The transformation of the financial sector is less visible and at least equally pernicious. Illustrative of the change is the move away from partnerships to publicly traded corporations among the major investment banking firms (Lehman Brothers, Goldman Sachs). Under the earlier regime, partners could profit only if their firms prospered. While they could become rich, the partners could not easily cash in their ownership interests. The result was that they identified their own well-being with firm reputation – a firm that often bore the name of its partners. Today, corporate executives can use short-term profits that increase long-term risk to make a killing, and cash in leaving someone else holding the bag. This new elite identifies its personal standing with individual wealth, not corporate health.
Mitt Romney’s standing as a retired multi-millionaire is independent of Bain Capital. And as a multi-millionaire (at least as one who is not running for president), Romney is answerable to no one.
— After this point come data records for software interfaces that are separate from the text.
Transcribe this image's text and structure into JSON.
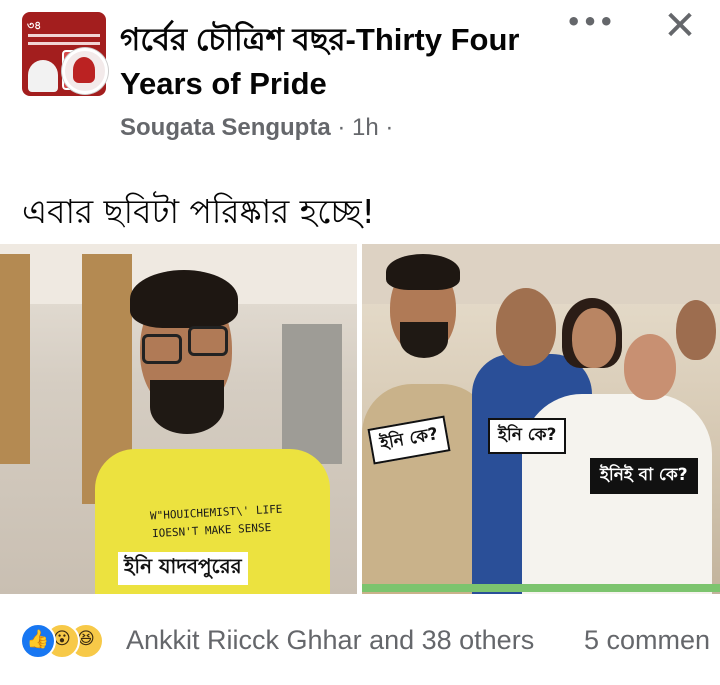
{
  "header": {
    "group_name": "গর্বের চৌত্রিশ বছর-Thirty Four Years of Pride",
    "author": "Sougata Sengupta",
    "separator": " · ",
    "time": "1h",
    "audience_sep": " ·",
    "avatar_number": "৩৪",
    "more_icon": "more-horizontal-icon",
    "more_glyph": "•••",
    "close_icon": "close-icon",
    "close_glyph": "✕"
  },
  "post": {
    "caption": "এবার ছবিটা পরিষ্কার হচ্ছে!",
    "image": {
      "left_shirt_line1": "W\"HOUICHEMIST\\' LIFE",
      "left_shirt_line2": "IOESN'T MAKE SENSE",
      "left_caption": "ইনি যাদবপুরের",
      "right_label_1": "ইনি কে?",
      "right_label_2": "ইনি কে?",
      "right_label_3": "ইনিই বা কে?"
    }
  },
  "reactions": {
    "icons": [
      "like-icon",
      "wow-icon",
      "haha-icon"
    ],
    "like_glyph": "👍",
    "wow_glyph": "😮",
    "haha_glyph": "😆",
    "summary": "Ankkit Riicck Ghhar and 38 others",
    "comments": "5 commen"
  },
  "colors": {
    "secondary_text": "#65676b",
    "like_blue": "#1877f2",
    "emoji_yellow": "#f7c948"
  }
}
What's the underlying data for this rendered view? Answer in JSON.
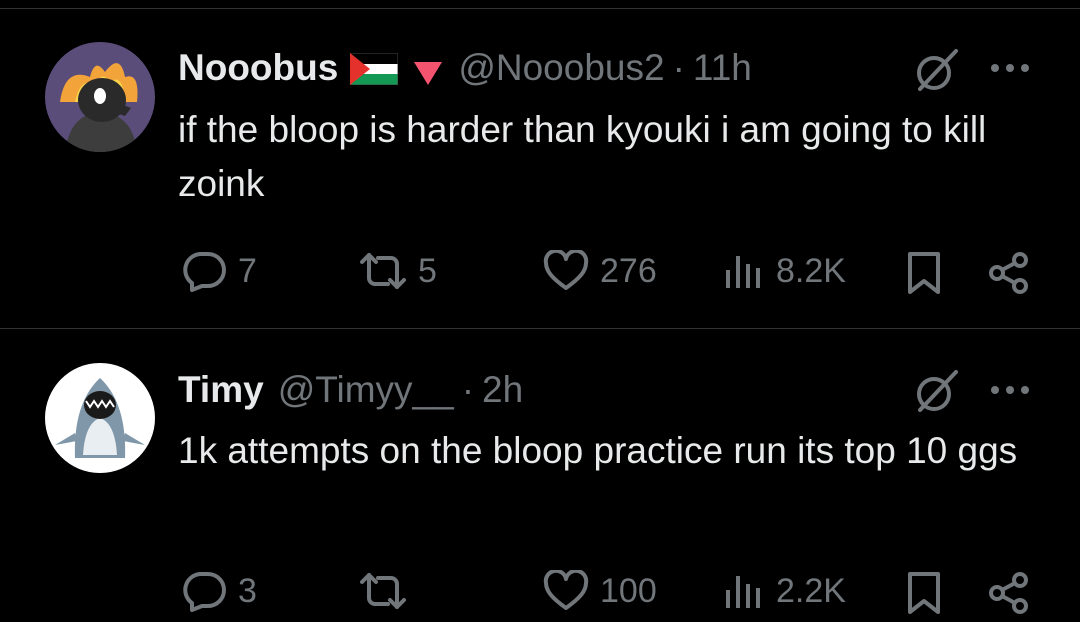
{
  "posts": [
    {
      "author": {
        "name": "Nooobus",
        "handle": "@Nooobus2",
        "time": "11h"
      },
      "text": "if the bloop is harder than kyouki i am going to kill zoink",
      "stats": {
        "replies": "7",
        "reposts": "5",
        "likes": "276",
        "views": "8.2K"
      }
    },
    {
      "author": {
        "name": "Timy",
        "handle": "@Timyy__",
        "time": "2h"
      },
      "text": "1k attempts on the bloop practice run its top 10 ggs",
      "stats": {
        "replies": "3",
        "reposts": "",
        "likes": "100",
        "views": "2.2K"
      }
    }
  ],
  "separator": "·",
  "colors": {
    "background": "#000000",
    "text": "#e7e9ea",
    "muted": "#71767b",
    "divider": "#2f3336",
    "triangle": "#f4536f"
  }
}
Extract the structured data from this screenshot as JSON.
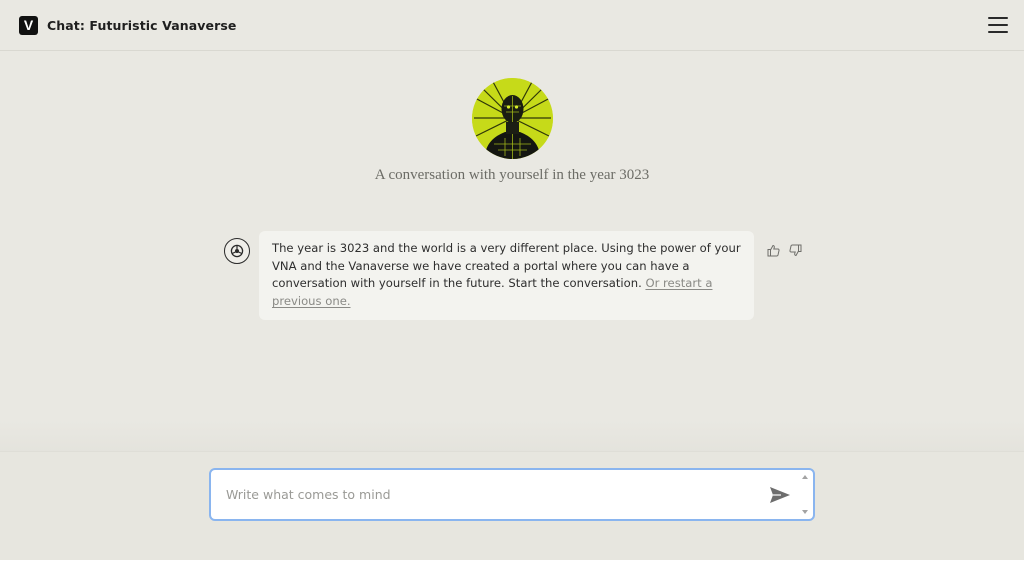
{
  "header": {
    "logo_letter": "V",
    "title": "Chat: Futuristic Vanaverse",
    "menu_icon": "hamburger-menu-icon"
  },
  "hero": {
    "avatar_icon": "robot-avatar",
    "subtitle": "A conversation with yourself in the year 3023"
  },
  "message": {
    "sender_icon": "bot-icon",
    "text": "The year is 3023 and the world is a very different place. Using the power of your VNA and the Vanaverse we have created a portal where you can have a conversation with yourself in the future. Start the conversation.",
    "restart_link": "Or restart a previous one.",
    "thumbs_up_icon": "thumbs-up-icon",
    "thumbs_down_icon": "thumbs-down-icon"
  },
  "composer": {
    "placeholder": "Write what comes to mind",
    "value": "",
    "send_icon": "send-icon"
  },
  "colors": {
    "background": "#e9e8e2",
    "bubble": "#f3f3ef",
    "input_border": "#8ab5ef",
    "avatar_accent": "#c9dc1a"
  }
}
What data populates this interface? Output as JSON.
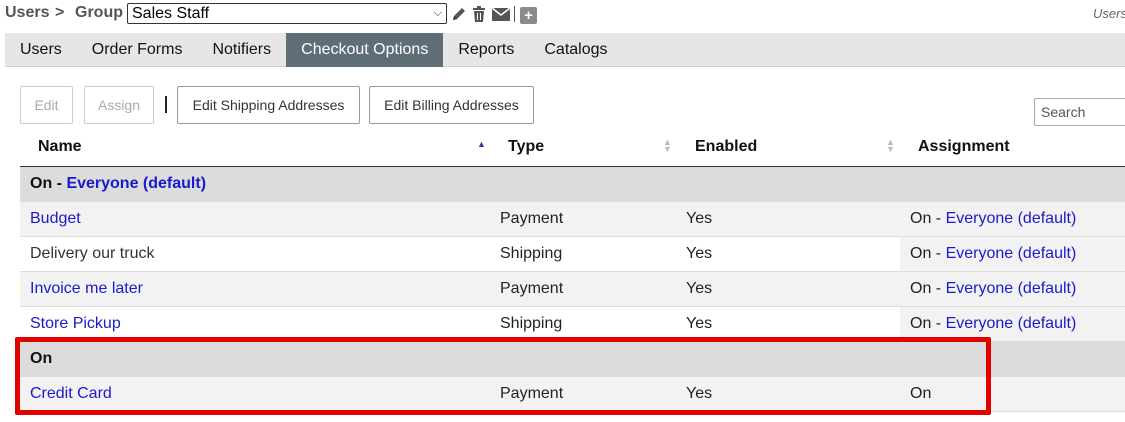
{
  "breadcrumb": {
    "users": "Users",
    "separator": ">",
    "group": "Group",
    "group_select_value": "Sales Staff",
    "right_label": "Users"
  },
  "tabs": [
    {
      "label": "Users"
    },
    {
      "label": "Order Forms"
    },
    {
      "label": "Notifiers"
    },
    {
      "label": "Checkout Options",
      "active": true
    },
    {
      "label": "Reports"
    },
    {
      "label": "Catalogs"
    }
  ],
  "actions": {
    "edit": "Edit",
    "assign": "Assign",
    "edit_shipping": "Edit Shipping Addresses",
    "edit_billing": "Edit Billing Addresses",
    "search_placeholder": "Search"
  },
  "table": {
    "headers": {
      "name": "Name",
      "type": "Type",
      "enabled": "Enabled",
      "assignment": "Assignment"
    },
    "groups": [
      {
        "label_prefix": "On - ",
        "label_link": "Everyone (default)",
        "rows": [
          {
            "name": "Budget",
            "type": "Payment",
            "enabled": "Yes",
            "assign_prefix": "On - ",
            "assign_link": "Everyone (default)"
          },
          {
            "name": "Delivery our truck",
            "type": "Shipping",
            "enabled": "Yes",
            "assign_prefix": "On - ",
            "assign_link": "Everyone (default)"
          },
          {
            "name": "Invoice me later",
            "type": "Payment",
            "enabled": "Yes",
            "assign_prefix": "On - ",
            "assign_link": "Everyone (default)"
          },
          {
            "name": "Store Pickup",
            "type": "Shipping",
            "enabled": "Yes",
            "assign_prefix": "On - ",
            "assign_link": "Everyone (default)"
          }
        ]
      },
      {
        "label_prefix": "On",
        "rows": [
          {
            "name": "Credit Card",
            "type": "Payment",
            "enabled": "Yes",
            "assign_prefix": "On"
          }
        ]
      }
    ]
  },
  "colors": {
    "active_tab": "#5f6d76",
    "link": "#1a1acc",
    "highlight": "#e00000"
  }
}
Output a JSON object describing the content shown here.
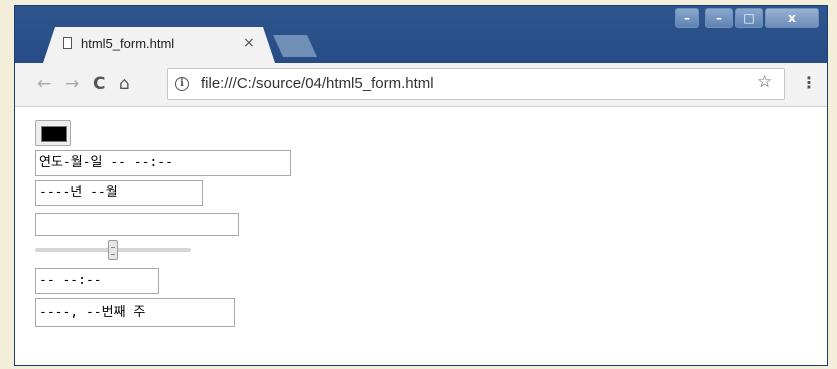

The bonds of reciprocity that tied elite status to institutional legitimacy and thus encouraged the type of virtue Brooks celebrates and the public accountability Hayes longs for have been severed.